Patient Education

Thyroid Disease During Pregnancy

Thyroid disease occurs when the thyroid gland malfunctions and produces an abnormal quantity of hormones. When a malfunctioning thyroid gland produces too much or too little hormone during pregnancy, abnormal hormone secretion can be damaging not only to the mother, but to the developing fetus as well. This is because thyroid hormone is essential to the development of the fetal brain and nervous system and, until about 12 weeks into gestation, the fetus depends on its mother’s supply of thyroid hormone.

The two thyroid hormones, triiodothyronine and thyroxine, help to regulate a great many bodily processes, including:

Two pituitary hormones active during pregnancy, human chorionic gonadotropin (hCG) and estrogen, normally result in increased secretion of thyroid hormones, so thyroid abnormalities may be difficult to diagnose at this time. Women who have a family history of thyroid difficulties, or who have had any thyroid issues in the past, should be carefully monitored.

Types of Thyroid Disease During Pregnancy

There are two primary types of thyroid disease that occur during pregnancy: hyperthyroidism and hypothyroidism. Either disorder, although diagnosed during pregnancy, may have been a pre-existing condition.


Hyperthyroidism is the condition that occurs if the thyroid is too active, producing excessive levels of thyroid hormones. During pregnancy, hypothyroidism is usually caused by Graves’ disease, an autoimmune condition. Symptoms of hyperthyroidism may include:

Rarely, patients with Graves’ disease also develop a condition known as hyperemesis gravidarum, that results in severe nausea and vomiting.


Hypothyroidism is the condition of an underactive thyroid. During pregnancy, hypothyroidism is typically caused by Hashimoto’s disease, an autoimmune disorder that causes chronic inflammation of the thyroid gland. Symptoms of hypothyroidism during pregnancy may include:

Diagnosis of Thyroid Disease During Pregnancy

education-thyroid-disease-during-pregnancy-diagnosisBoth hyperthyroidism and hypothyroidism are diagnosed during pregnancy by assessing physical symptoms, administering thyroid function tests, and taking blood tests to measure hormone levels.

Treatment of Thyroid Disease During Pregnancy

Pregnant patients with hyperthyroidism may be treated with a medication to slow production of thyroid hormones and will be required to restrict their dietary intake of iodine.

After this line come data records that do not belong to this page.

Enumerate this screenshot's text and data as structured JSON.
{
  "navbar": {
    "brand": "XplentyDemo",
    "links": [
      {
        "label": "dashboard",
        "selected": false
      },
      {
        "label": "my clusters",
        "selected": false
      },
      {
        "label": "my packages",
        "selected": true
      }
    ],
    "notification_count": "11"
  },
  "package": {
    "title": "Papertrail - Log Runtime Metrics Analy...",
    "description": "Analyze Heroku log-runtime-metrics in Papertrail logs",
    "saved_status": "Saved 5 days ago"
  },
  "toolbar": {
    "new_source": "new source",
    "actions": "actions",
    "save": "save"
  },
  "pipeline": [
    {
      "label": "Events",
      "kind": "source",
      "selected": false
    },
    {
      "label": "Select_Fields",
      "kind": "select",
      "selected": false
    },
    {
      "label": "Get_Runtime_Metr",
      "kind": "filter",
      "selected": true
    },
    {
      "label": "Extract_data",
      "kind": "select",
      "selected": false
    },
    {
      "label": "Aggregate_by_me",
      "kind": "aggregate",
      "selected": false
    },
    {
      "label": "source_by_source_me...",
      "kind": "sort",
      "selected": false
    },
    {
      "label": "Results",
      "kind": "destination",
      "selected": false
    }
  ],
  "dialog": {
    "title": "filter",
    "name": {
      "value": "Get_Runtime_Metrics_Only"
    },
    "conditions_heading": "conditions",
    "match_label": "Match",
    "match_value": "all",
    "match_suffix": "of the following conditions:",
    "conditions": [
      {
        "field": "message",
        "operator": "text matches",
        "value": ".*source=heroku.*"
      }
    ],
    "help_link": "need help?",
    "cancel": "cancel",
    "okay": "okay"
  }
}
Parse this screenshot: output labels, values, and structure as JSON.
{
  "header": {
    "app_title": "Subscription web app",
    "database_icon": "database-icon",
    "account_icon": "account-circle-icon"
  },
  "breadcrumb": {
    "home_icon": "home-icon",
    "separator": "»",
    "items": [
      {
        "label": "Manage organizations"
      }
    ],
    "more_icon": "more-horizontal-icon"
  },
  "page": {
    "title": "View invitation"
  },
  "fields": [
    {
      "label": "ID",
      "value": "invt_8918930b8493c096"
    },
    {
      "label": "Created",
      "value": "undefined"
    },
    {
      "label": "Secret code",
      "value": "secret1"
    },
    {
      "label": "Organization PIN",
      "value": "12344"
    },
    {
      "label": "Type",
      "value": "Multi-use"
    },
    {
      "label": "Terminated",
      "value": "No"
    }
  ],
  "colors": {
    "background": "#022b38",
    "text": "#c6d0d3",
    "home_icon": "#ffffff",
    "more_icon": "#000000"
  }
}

The radioactive iodine normally used to treat hyperthyroidism cannot be administered to pregnant women because it is dangerous to the fetal thyroid gland. In rare cases, where patients are unable to tolerate the anti-thyroid medication, surgery to remove part or all of the thyroid gland may be performed.

Pregnant patients with hypothyroidism are treated with synthetic thyroid hormone in order to restore proper levels of thyroid hormone. In both types of thyroid disease during pregnancy, medications will be administered in the smallest possible doses because of their potential affect on the fetus.

Complications of Thyroid Disease During Pregnancy

It is essential that thyroid disease be controlled during pregnancy because untreated it may result in several serious risks to the mother or newborn, including:

Uncontrolled thyroid disease may also lead to an ailment known as a “thyroid storm,” a sudden severe exacerbation of symptoms characterized by high fever, abnormal blood pressure, vomiting, extreme fatigue, breathing difficulties, delirium and shock. Thyroid storm is a life-threatening condition.